1) Snack on "Smart Foods": Studying can be very tiresome, and often times students feel that they deserve a treat after a productive study session.  When this moment arrives, AVOID JUNK FOOD! Although eating junk food can feel very satisfying in the moment, the human body digests these foods fairly quickly.  As a result, this will leave you feeling fatigued.  To have a more sustaining energy source, snack on more nutritious foods including fish, nuts, seeds, yogurt, vegetables and fruit.

2) Get Enough Sleep: Firstly, plan your time wisely and avoid procrastination to ensure that you never have to pull an all-nighter!  As students, we all know that the occasional sleepless night can leave you feeling fatigued.  Several nights without adequate sleep can cause your brain to fog, making it difficult to concentrate and make decisions.  Ensure that you get between 7-9 hours of sleep every night to wake up feeling refreshed and to allow for another day of productive studying.

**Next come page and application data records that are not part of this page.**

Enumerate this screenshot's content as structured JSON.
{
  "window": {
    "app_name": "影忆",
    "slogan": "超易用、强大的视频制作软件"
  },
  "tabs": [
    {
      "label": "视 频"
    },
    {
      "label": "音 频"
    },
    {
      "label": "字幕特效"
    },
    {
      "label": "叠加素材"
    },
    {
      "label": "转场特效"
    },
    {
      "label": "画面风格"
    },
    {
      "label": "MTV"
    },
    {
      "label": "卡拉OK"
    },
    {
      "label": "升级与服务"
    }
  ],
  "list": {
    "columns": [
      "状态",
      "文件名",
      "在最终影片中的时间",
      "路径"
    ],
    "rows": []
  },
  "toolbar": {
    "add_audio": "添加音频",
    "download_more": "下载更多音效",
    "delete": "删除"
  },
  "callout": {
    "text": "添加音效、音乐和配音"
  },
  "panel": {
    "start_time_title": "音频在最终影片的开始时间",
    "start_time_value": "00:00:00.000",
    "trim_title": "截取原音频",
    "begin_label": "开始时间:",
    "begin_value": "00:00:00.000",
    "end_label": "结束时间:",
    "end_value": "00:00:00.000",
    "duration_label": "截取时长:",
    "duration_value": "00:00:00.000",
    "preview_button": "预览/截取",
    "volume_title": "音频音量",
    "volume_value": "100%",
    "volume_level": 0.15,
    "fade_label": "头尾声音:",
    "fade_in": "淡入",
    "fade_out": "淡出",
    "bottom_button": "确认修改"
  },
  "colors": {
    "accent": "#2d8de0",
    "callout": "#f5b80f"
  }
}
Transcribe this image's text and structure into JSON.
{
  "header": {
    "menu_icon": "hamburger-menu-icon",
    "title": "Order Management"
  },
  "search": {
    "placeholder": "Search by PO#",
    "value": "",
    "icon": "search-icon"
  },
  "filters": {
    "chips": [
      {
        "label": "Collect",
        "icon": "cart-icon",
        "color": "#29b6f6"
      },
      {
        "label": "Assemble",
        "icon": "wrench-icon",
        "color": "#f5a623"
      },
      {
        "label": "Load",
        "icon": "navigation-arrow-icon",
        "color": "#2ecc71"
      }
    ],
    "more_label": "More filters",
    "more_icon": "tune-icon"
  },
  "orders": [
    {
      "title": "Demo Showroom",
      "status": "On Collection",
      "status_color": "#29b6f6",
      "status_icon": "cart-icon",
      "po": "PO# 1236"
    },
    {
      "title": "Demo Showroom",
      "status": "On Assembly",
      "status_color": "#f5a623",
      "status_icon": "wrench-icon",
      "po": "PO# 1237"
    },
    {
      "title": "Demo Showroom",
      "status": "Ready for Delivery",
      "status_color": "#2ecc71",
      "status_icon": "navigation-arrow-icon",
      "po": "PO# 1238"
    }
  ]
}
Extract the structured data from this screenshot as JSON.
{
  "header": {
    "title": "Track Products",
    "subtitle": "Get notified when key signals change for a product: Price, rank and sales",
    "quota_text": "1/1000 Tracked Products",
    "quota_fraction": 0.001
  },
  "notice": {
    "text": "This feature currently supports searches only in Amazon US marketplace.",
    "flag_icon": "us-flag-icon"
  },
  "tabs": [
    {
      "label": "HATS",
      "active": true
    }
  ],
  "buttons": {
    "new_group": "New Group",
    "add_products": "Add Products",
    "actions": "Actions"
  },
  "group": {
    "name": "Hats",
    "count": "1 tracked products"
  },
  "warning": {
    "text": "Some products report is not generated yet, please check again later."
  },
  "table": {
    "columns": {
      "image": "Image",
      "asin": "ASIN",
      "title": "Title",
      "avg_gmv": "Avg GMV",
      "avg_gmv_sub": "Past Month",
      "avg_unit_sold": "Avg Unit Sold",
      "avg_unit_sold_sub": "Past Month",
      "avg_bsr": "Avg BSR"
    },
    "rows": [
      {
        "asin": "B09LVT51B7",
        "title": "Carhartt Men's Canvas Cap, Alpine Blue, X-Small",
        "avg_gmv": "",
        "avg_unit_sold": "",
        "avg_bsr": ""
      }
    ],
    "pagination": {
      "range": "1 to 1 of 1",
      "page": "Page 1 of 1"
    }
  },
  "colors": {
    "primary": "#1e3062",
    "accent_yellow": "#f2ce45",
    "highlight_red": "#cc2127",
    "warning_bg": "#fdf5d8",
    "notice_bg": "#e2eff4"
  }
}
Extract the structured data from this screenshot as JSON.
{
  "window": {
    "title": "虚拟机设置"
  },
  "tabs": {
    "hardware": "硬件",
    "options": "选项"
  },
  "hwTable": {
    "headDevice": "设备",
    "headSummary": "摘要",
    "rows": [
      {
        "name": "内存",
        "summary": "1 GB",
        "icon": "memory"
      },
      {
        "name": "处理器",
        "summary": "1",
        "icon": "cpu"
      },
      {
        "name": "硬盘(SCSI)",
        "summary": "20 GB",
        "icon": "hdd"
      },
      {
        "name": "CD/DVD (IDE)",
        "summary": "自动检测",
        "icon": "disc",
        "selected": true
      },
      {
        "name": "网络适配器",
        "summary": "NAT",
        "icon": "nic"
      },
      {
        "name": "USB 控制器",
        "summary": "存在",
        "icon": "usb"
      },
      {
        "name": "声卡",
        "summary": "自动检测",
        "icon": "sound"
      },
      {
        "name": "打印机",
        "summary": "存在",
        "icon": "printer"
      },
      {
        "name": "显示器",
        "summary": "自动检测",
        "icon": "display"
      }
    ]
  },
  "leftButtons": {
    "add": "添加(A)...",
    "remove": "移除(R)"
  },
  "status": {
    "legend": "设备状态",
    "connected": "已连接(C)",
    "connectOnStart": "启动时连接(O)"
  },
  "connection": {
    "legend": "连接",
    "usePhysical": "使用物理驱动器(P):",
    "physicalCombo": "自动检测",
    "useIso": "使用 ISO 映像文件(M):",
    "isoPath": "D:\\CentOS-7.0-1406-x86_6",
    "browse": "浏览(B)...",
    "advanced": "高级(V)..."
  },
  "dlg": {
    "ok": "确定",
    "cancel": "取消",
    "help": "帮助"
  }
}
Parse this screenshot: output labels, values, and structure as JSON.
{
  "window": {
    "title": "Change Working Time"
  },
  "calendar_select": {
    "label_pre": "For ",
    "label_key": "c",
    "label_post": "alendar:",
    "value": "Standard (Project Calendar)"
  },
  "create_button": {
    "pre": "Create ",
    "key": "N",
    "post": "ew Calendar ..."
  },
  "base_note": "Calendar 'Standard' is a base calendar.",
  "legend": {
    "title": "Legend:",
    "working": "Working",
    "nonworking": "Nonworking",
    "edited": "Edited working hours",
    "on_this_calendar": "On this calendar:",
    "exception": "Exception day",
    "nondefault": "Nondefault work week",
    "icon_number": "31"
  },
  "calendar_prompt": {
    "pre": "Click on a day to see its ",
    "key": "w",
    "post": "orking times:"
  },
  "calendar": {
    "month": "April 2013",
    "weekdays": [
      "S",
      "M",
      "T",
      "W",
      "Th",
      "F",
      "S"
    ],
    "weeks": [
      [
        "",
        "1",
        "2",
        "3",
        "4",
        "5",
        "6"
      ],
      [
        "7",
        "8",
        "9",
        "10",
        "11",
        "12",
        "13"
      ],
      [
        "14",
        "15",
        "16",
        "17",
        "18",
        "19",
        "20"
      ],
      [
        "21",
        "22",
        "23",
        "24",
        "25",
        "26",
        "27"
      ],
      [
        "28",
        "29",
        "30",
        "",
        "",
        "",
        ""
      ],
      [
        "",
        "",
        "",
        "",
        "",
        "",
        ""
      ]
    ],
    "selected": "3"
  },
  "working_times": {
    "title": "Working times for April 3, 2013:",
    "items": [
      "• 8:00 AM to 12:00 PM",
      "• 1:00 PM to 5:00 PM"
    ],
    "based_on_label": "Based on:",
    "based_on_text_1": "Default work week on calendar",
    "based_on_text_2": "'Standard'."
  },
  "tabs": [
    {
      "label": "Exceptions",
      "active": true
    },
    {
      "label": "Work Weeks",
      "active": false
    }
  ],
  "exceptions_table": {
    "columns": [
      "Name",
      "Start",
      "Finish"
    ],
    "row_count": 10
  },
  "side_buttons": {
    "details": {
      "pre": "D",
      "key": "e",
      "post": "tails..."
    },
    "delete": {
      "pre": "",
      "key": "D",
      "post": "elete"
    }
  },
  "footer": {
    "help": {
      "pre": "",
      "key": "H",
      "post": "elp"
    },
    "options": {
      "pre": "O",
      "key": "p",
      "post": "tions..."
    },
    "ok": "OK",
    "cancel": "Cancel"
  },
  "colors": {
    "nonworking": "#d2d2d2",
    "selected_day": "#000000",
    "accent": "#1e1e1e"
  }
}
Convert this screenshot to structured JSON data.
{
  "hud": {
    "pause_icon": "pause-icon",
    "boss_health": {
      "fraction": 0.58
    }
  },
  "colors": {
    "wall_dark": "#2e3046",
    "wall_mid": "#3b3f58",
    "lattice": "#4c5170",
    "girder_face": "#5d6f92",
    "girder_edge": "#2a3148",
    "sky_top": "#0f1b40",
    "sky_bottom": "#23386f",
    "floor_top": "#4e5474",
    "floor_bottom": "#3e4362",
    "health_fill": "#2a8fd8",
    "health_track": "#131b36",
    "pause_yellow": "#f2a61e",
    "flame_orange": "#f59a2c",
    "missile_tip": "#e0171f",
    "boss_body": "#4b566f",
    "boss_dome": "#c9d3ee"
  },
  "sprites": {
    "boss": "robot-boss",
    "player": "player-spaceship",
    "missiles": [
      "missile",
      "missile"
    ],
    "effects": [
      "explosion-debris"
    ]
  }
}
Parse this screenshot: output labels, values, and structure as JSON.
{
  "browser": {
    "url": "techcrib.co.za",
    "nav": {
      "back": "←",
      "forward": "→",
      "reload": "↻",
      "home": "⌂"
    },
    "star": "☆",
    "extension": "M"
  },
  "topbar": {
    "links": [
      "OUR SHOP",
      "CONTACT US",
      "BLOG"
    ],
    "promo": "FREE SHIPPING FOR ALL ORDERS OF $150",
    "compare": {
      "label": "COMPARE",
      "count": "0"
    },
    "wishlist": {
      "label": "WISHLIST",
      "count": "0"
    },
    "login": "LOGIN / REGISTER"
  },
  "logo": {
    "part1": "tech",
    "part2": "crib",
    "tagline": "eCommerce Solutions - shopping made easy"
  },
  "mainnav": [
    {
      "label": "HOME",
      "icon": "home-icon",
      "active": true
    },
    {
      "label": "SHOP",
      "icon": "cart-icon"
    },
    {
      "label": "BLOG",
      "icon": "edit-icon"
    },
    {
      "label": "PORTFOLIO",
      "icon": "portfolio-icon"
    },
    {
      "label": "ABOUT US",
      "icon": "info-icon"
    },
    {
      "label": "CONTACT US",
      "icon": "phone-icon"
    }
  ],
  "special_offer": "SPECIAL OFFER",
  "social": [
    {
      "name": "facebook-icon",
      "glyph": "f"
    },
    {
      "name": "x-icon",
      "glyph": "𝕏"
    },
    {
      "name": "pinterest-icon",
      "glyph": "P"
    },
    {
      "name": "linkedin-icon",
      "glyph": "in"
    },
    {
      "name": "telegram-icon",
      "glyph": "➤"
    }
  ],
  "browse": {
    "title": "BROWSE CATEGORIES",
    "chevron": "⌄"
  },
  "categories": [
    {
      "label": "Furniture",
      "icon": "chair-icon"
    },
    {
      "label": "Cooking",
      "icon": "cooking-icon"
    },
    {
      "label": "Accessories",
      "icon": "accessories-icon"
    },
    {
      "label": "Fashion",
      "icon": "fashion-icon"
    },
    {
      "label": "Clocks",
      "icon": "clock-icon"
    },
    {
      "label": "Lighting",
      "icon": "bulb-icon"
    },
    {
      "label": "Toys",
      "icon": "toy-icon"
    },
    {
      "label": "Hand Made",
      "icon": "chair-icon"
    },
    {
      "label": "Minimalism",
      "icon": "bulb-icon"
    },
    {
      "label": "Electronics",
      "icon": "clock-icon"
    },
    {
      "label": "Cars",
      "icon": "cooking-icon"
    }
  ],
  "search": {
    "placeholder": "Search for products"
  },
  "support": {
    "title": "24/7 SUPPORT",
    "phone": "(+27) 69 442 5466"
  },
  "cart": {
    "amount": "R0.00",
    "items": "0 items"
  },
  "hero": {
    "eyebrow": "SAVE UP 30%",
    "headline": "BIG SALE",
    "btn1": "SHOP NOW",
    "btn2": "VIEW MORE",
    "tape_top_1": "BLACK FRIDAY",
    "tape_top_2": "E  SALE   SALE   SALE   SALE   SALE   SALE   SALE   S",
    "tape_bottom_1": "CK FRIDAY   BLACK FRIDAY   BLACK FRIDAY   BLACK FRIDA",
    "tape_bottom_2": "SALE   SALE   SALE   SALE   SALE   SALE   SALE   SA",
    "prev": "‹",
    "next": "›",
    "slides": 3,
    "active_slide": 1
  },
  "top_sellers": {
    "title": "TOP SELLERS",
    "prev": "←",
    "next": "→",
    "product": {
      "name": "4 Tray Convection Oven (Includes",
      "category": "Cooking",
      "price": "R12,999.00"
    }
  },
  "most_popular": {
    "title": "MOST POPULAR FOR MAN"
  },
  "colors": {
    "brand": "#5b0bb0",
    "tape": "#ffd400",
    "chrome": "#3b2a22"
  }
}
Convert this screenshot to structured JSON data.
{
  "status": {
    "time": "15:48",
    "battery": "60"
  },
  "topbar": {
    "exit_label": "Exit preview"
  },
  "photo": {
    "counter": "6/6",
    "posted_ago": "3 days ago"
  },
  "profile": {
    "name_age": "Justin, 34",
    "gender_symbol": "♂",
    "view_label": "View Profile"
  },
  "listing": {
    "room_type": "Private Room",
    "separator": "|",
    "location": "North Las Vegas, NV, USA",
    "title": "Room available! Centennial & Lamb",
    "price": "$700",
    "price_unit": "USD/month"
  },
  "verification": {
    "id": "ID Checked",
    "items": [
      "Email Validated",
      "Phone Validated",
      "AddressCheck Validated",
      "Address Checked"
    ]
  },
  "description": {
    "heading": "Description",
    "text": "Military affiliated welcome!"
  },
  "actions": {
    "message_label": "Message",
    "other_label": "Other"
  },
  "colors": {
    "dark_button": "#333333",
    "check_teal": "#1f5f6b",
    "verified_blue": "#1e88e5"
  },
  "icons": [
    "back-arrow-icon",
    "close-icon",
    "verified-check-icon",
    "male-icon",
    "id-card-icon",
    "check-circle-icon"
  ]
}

3) Stay Active: Try to get at least 30 minutes of moderate physical activity each day.  Exercise can involve a game of your favourite sport, or even going for a walk.  Physical activity not only improves concentration, but also helps students manage stress and lifts their mood.

4) Take Study Breaks: Take a short 10-minute break after every hour of effective studying; however ensure that you do not get carried away.  Taking breaks is an efficient method of studying because during that period of time, your brain is still able to process the information you were studying earlier.  Taking short breaks also allows you to refresh and maintain a school-life balance that will encourage you to continue good study habits throughout your entire time here at UTSC. 

I hope the above mentioned tips will help you tackle your finals this semester.  For some more tips on how to improve your concentration this finals season, check out the "Concentration & Memory" Tip Sheet on our website.

It's never too late to brush up on your study skills either. The Academic Advising & Career Centre also has a broad range of study skills services and resources.  For more information about these services, pay a visit to the "Study Skills Services" Tip Sheet as well!               

Feel free to visit www.cln.utoronto.ca to sign up for any events, or come by our office at AC213 to book an appointment.  

For more information about the Academic Advising & Career Centre, visit www.utsc.utoronto.ca/aacc

Good luck on your final exams!  Until next time,

Klarrissa Antony













Links to resources used in this blog:

http://www.livestrong.com/article/461051-how-does-junk-food-affect-the-way-you-concentrate/
http://www.adelaide.edu.au/counselling_centre/resources/brochures/studytips.html
http://www.topuniversities.com/student-info/health-and-support/exam-preparation-ten-study-tips
http://www.nhs.uk/livewell/tiredness-and-fatigue/pages/lack-of-sleep-health-risks.aspx